The Materials Physics group, currently lead by Dr. J.R. (Josh) Gladden, uses various acoustic methods to better understand a variety of novel materials. The primary tool is resonant ultrasound spectroscopy (RUS) which uses the mechanical resonance spectrum (think of the tones produced when tapping a wine glass) to very precisely determine the elastic constants of the material. These elastic constant are an excellent probe into the atomic environment and very sensitive to any changes due to temperature, pressure, or magnetic field for instance. They have used RUS to study novel thermoelectric materials at high temperatures, layered ceramics for use in hydrogen fuel cells, and metallic hydrides near a critical temperature and pressure point. Current interests include structural phase change materials with applications in vibration energy harvesting and designing a new type of laser based RUS method to extend our current temperature and pressure range from 1000 oC and 1200 psi to 1800 oC and 2500 psi.

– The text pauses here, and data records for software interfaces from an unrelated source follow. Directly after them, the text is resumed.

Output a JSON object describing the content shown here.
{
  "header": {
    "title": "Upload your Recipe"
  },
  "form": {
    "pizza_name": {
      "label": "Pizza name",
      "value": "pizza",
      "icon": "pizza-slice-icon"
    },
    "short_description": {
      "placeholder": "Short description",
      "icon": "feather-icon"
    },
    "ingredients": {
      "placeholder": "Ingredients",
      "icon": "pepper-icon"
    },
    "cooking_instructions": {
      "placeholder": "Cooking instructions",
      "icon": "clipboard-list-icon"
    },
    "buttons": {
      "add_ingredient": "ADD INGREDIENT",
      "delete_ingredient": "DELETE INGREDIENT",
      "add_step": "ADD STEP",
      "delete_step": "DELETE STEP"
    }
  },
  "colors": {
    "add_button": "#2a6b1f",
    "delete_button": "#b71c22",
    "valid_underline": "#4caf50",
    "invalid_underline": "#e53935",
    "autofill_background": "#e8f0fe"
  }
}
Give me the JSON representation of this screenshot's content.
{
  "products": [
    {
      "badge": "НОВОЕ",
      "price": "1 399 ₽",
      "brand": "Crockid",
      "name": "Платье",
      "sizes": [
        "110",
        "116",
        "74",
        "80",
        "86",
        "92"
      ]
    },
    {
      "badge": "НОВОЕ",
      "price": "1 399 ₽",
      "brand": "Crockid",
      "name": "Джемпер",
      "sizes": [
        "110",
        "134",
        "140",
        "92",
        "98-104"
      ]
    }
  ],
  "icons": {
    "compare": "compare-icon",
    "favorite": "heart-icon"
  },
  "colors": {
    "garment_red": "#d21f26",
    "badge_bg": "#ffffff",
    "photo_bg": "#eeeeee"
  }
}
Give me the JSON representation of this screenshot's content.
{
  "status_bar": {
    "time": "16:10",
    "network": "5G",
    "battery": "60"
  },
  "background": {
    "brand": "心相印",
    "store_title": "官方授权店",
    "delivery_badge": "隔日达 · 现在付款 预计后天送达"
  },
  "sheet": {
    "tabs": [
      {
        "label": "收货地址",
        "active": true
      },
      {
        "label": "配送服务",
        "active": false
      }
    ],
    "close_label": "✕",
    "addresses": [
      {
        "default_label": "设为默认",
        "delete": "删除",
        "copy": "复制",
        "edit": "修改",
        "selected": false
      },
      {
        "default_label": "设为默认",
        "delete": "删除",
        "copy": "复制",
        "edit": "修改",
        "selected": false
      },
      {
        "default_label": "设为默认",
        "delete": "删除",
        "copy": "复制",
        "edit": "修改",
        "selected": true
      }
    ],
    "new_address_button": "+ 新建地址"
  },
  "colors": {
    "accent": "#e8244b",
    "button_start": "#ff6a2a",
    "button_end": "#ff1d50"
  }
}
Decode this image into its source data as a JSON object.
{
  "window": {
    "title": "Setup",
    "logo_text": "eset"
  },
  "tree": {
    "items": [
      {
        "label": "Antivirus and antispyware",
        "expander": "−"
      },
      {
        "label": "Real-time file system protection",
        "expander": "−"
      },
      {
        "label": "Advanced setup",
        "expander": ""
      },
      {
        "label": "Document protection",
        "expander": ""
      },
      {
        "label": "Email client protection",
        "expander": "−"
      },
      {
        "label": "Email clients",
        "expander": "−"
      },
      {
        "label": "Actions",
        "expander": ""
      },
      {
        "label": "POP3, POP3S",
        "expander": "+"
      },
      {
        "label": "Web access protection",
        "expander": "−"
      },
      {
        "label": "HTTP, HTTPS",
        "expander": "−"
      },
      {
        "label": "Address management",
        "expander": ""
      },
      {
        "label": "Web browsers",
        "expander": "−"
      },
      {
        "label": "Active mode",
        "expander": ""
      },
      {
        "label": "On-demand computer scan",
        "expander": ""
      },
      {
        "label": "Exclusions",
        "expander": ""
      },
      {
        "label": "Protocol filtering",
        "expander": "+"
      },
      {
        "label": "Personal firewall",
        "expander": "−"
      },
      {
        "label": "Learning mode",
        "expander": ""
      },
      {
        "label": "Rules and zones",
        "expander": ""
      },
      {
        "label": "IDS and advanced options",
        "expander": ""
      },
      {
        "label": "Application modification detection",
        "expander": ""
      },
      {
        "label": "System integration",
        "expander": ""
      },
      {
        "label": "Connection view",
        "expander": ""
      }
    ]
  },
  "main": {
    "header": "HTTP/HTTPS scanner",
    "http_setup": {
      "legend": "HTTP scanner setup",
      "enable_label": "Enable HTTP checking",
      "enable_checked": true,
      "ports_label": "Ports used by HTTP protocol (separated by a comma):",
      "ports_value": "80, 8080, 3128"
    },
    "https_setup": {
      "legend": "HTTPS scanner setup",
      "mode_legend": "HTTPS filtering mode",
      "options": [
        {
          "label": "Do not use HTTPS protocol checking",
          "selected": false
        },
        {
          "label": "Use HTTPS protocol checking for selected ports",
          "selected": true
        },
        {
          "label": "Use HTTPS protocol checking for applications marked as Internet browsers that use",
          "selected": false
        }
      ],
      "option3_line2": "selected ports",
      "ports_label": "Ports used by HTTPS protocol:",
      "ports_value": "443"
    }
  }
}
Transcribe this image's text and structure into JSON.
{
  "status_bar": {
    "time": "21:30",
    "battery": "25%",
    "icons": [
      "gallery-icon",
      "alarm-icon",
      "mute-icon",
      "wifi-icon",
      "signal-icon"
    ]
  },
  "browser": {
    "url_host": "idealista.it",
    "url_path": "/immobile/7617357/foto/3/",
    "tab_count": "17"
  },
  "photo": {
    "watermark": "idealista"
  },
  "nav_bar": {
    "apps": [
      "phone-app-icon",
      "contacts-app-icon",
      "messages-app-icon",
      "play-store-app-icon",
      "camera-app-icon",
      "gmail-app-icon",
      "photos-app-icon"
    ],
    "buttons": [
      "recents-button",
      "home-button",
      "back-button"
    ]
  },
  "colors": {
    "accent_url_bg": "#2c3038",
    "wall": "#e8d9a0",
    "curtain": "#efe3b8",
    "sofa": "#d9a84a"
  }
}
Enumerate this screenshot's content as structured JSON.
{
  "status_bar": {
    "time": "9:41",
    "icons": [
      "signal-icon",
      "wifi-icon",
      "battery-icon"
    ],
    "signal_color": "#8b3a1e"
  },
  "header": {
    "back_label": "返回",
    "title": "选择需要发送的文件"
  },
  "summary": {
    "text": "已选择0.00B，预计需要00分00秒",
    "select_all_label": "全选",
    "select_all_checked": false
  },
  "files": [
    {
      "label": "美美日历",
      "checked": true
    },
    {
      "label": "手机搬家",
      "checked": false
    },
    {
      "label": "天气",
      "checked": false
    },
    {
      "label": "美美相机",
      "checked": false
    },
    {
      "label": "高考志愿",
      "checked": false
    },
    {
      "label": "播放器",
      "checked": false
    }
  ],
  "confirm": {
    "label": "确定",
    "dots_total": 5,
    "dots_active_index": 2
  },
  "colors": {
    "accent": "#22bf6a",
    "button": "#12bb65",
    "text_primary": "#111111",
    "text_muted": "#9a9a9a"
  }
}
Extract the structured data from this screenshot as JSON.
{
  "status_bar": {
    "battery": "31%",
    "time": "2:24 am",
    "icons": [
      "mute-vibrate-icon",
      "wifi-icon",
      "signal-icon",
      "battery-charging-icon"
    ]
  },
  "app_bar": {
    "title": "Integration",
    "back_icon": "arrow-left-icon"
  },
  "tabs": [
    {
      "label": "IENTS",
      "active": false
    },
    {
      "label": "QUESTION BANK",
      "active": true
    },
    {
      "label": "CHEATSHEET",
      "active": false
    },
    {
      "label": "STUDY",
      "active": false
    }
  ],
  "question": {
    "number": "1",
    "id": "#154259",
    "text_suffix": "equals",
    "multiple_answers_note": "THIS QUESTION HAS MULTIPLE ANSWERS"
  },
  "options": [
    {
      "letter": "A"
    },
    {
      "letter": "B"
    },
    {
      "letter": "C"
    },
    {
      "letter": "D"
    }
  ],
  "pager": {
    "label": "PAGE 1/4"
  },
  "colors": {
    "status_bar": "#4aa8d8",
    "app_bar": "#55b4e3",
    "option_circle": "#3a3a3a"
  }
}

The Materials Physics group also has an interest in soft, structured materials. They have been studying visco-elastic wormlike micellar fluids which support shear waves over long distances. These shear waves can be detected with a simple optical technique due to the birefringence of the material (demonstrated in the photo). Acoustics is being used to better understand possible structural phase transitions in the fluid at particular concentrations and temperatures.
- Novel thermoelectric materials
Over the past few years we have been working with the Jet Propulsion Laboratory, a branch of NASA, to study new types of thermoelectric materials. These materials can convert a temperature gradient directly into electric power and will be a component in the energy source portfolio of the future. To date we have investigated nanostructured silicon germanium, lanthanum telluride, and Zintl phase YMS materials. We are beginning a study of lead telluride and skutterudites.
It has been long known that hydrogen gas can insert itself into the spaces between atoms in many types of metals. This is one approach to hydrogen storage. A detailed knowledge of the hydrogen absorption and desorption process is crucial to the design and optimization of hydrogen storage units. The Materials Science group at NCPA is in the process of studying the elastic constants of palladium hydride at high temperatures and hydrogen pressures. We have plans to study non-metalic hydrogen absorbers such as graphene sheets and ways to speed hydrogen absorption/desorption rates using acoustic resonances.
- Novel ceramics for hydrogen fuel cells
Ceramic based hydrogen fuel cells require high temperatures for operation and require strong, thermally robust structural components. We are beginning a study into several types of novel layered ceramics at high temperatures which are being developed for next generation fuel cell technology for use in automobiles.
- Lead-free solder alloys
New types of solder alloys avoid the use of lead for environmental and health reasons. A current problem with these alloys however is excessive brittleness, which can lead to failure of solder joints in electronics. We have a current study to measure the elastic moduli in polycrystalline lead-free solder alloys up to the melting point for samples at various degrees of aging. Additionally, we are measuring crystallite growth dynamics by monitoring acoustic resonances over time.
About Materials Science Group:
The materials science group at the NCPA has focused on characterization of mechanical properties and structure of novel materials. Elastic constants of a crystal are a measure of the curvature of the energy binding atoms together and, as such, they are sensitive probes into changes in the atomic environment. Because elastic constants are relevant to both microscopic and macroscopic properties of a material, they are important to both fundamental solid state physics as well as materials and mechanical engineering. Our group has focused to elastic constant measurements in extreme environments including both high temperatures (up to 1000 oC) and high pressures (vacuum to 140 atmospheres). The types of materials we are primarily interested in are energy related materials which will eventually become components of clean, carbon free energy systems in the future.
Collaborators and Sponsors
- Jet Propulsion Laboratory
- Los Alamos National Laboratory
- Oak Ridge National Laboratory
- Cisco Systems Corp.
- Delphi Corp.
- U.S. Army